MATERIAL TO PROCESS:
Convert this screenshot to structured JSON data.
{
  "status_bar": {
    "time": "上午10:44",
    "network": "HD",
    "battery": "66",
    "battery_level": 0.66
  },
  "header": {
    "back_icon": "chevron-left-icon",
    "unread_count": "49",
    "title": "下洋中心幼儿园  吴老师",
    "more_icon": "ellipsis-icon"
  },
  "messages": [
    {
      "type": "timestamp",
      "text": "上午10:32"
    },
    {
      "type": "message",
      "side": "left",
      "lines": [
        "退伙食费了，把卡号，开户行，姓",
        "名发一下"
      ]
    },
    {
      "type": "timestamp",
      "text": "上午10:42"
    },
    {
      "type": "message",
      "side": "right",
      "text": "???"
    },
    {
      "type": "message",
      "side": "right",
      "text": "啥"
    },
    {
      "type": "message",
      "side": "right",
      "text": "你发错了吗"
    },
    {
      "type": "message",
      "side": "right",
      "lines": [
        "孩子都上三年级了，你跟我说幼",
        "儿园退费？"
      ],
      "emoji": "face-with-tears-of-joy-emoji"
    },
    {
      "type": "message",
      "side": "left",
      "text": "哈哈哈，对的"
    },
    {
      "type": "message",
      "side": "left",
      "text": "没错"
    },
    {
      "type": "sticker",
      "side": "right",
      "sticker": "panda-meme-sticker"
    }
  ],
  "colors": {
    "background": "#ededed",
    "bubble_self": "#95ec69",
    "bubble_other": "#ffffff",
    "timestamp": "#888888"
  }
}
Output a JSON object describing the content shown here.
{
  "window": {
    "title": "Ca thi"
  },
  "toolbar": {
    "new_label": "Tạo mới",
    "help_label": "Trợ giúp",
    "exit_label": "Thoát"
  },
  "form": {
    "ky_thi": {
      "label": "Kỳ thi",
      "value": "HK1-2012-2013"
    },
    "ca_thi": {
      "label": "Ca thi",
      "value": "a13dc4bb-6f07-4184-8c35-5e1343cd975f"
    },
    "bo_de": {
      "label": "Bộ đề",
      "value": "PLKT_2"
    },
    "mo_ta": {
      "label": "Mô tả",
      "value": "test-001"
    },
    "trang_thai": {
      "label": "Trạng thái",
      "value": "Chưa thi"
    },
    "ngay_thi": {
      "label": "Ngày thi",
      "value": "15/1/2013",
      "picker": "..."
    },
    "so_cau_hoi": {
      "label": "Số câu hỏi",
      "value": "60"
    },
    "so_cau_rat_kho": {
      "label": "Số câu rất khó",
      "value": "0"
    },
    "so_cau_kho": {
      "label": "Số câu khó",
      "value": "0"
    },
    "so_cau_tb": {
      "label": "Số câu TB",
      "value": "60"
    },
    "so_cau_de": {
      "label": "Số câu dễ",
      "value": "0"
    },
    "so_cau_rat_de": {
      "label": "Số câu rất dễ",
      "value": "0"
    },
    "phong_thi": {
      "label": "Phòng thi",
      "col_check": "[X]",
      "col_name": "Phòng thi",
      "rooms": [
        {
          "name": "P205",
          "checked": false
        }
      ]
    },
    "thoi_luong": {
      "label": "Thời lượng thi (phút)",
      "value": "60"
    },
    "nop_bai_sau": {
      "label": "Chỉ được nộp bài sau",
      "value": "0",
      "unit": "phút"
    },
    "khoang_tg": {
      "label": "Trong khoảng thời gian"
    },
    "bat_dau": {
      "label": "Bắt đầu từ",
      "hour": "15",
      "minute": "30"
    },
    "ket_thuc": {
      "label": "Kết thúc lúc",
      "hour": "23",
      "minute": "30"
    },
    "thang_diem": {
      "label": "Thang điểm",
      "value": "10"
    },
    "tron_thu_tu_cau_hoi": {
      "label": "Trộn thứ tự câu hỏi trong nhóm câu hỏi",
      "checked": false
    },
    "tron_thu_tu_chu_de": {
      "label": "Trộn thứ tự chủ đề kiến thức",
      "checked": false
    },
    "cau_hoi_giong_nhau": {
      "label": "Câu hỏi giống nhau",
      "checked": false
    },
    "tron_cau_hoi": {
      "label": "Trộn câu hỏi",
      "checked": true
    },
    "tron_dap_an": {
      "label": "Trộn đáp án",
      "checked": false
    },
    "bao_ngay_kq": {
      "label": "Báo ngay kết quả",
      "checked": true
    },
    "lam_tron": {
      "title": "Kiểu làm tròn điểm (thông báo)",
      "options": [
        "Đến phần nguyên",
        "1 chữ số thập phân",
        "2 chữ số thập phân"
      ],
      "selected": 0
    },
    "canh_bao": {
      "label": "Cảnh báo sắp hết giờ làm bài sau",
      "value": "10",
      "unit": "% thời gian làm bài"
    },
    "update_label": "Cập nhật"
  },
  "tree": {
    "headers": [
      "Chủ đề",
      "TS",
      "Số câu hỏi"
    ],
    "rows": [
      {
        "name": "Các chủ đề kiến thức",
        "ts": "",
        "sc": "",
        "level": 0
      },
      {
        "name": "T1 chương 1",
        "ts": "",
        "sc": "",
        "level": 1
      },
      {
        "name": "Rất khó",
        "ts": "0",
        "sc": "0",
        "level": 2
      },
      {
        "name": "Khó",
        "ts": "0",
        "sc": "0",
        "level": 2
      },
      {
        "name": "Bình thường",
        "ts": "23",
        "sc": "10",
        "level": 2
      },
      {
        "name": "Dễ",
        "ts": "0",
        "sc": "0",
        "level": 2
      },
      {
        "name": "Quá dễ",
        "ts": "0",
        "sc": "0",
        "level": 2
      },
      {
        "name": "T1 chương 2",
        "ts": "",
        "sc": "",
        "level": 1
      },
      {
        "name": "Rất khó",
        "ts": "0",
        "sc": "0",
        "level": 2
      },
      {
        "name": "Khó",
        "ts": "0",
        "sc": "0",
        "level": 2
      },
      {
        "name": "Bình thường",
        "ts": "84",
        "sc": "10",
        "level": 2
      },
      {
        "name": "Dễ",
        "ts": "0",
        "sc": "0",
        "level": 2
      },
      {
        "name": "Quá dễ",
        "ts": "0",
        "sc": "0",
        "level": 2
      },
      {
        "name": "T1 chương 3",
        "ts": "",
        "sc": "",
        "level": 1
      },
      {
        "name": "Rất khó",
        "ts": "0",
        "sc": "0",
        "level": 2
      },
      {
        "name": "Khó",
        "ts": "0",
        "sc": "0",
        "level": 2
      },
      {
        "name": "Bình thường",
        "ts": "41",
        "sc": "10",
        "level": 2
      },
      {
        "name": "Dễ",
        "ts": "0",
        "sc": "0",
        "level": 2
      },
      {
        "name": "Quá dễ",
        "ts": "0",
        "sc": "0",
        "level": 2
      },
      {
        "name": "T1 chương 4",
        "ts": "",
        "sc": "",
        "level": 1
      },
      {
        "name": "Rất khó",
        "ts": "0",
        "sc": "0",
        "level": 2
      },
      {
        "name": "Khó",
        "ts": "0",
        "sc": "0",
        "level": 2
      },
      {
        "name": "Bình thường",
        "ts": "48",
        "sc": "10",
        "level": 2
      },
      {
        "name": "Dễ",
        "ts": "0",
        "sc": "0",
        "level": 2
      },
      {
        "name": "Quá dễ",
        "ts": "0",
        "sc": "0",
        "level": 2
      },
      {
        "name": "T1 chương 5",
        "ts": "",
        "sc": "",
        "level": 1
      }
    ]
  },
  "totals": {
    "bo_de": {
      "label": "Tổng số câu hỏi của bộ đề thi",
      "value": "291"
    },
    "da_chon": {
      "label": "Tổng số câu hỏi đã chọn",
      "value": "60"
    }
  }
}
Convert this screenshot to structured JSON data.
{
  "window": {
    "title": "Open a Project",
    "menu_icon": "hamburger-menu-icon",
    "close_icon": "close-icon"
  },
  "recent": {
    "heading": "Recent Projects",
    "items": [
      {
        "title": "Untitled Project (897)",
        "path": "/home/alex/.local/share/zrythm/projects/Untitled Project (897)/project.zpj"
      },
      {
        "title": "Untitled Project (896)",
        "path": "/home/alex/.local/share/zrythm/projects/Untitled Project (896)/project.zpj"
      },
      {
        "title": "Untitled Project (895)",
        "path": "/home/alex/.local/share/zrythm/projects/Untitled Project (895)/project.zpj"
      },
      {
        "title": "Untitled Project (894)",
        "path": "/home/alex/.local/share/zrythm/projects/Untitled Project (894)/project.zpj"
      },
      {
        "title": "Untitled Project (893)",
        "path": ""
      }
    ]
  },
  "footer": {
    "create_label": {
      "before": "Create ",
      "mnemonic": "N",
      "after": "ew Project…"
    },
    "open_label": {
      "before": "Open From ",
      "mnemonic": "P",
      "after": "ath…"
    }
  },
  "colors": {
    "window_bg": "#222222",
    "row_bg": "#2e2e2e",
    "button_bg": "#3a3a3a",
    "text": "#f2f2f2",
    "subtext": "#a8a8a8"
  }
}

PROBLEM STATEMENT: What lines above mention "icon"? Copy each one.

EXERCISE RESULT:
    "back_icon": "chevron-left-icon",
    "more_icon": "ellipsis-icon"
    "menu_icon": "hamburger-menu-icon",
    "close_icon": "close-icon"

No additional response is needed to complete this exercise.